Social constructionism or the social construction of reality is a theory of knowledge in sociology and communication theory that examines the development of jointly constructed understandings of the world that form the basis for shared assumptions about reality.
While partially based on physical similarities within groups, race is not an inherent physical or biological quality.
Social conceptions and groupings of races vary over time, involving folk taxonomies that define essential types of individuals based on perceived traits.
Scientists consider biological essentialism obsolete, and generally discourage racial explanations for collective differentiation in both physical and behavioral traits.
Behavior or behaviour is the range of actions and mannerisms made by individuals, organisms, systems, or artificial entities in conjunction with themselves or their environment, which includes the other systems or organisms around as well as the physical environment.
Essentialism is the view that every entity has a set of attributes that are necessary to its identity and function.
Even though there is a broad scientific agreement that essentialist and typological conceptualizations of race are untenable, scientists around the world continue to conceptualize race in widely differing ways, some of which have essentialist implications.

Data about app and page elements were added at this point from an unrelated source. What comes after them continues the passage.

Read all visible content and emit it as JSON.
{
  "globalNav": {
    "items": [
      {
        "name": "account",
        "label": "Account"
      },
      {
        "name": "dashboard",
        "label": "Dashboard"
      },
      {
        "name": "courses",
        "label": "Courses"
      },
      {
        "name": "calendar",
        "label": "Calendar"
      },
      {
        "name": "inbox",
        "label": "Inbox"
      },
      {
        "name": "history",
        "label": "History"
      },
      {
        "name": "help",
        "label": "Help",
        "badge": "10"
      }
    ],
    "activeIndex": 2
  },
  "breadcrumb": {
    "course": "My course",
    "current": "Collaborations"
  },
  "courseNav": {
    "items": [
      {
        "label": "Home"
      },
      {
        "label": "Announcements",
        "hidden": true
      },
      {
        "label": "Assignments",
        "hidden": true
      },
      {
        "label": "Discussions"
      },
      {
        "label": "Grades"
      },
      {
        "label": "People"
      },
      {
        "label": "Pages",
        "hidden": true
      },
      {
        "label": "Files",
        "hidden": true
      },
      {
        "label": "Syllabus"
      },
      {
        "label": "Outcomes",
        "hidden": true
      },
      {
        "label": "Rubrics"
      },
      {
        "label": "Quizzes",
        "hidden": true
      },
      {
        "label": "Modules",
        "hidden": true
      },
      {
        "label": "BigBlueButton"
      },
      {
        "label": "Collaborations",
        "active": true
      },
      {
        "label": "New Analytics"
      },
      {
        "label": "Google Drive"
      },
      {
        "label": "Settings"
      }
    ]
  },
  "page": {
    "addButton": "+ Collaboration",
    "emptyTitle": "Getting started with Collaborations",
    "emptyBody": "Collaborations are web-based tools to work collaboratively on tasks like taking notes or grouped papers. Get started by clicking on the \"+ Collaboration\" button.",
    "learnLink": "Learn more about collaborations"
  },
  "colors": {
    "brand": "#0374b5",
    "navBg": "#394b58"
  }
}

The world is the planet Earth and all life upon it, including human civilization.
While some researchers use the concept of race to make distinctions among fuzzy sets of traits or observable differences in behaviour, others in the scientific community suggest that the idea of race often is used in a naive or simplistic way, and argue that, among humans, race has no taxonomic significance by pointing out that all living humans belong to the same species, Homo sapiens, and subspecies, Homo sapiens sapiens.
The term anatomically modern humans or anatomically modern Homo sapiens refers in paleoanthropology to individual members of the species Homo sapiens with an appearance consistent with the range of phenotypes in modern humans.
In biological classification, subspecies is either a taxonomic rank subordinate to species, or a taxonomic unit in that rank.
Taxonomy is the science of defining and naming groups of biological organisms on the basis of shared characteristics.
Since the second half of the 20th century, the association of race with the ideologies and theories of scientific racism has led to the use of the word race itself becoming problematic.
Scientific racism is the pseudoscientific belief that empirical evidence exists to support or justify racism, racial inferiority, or racial superiority.
Although still used in general contexts, race has often been replaced by less ambiguous and loaded terms: populations, people, ethnic groups, or communities, depending on context.
An ethnic group or ethnicity is a category of people who identify with each other based on similarities such as common ancestral, language, social, cultural or national experiences.
In biology, a population is all the organisms of the same group or species, which live in a particular geographical area, and have the capability of interbreeding.
A community is a small or large social unit who have something in common, such as norms, religion, values, or identity.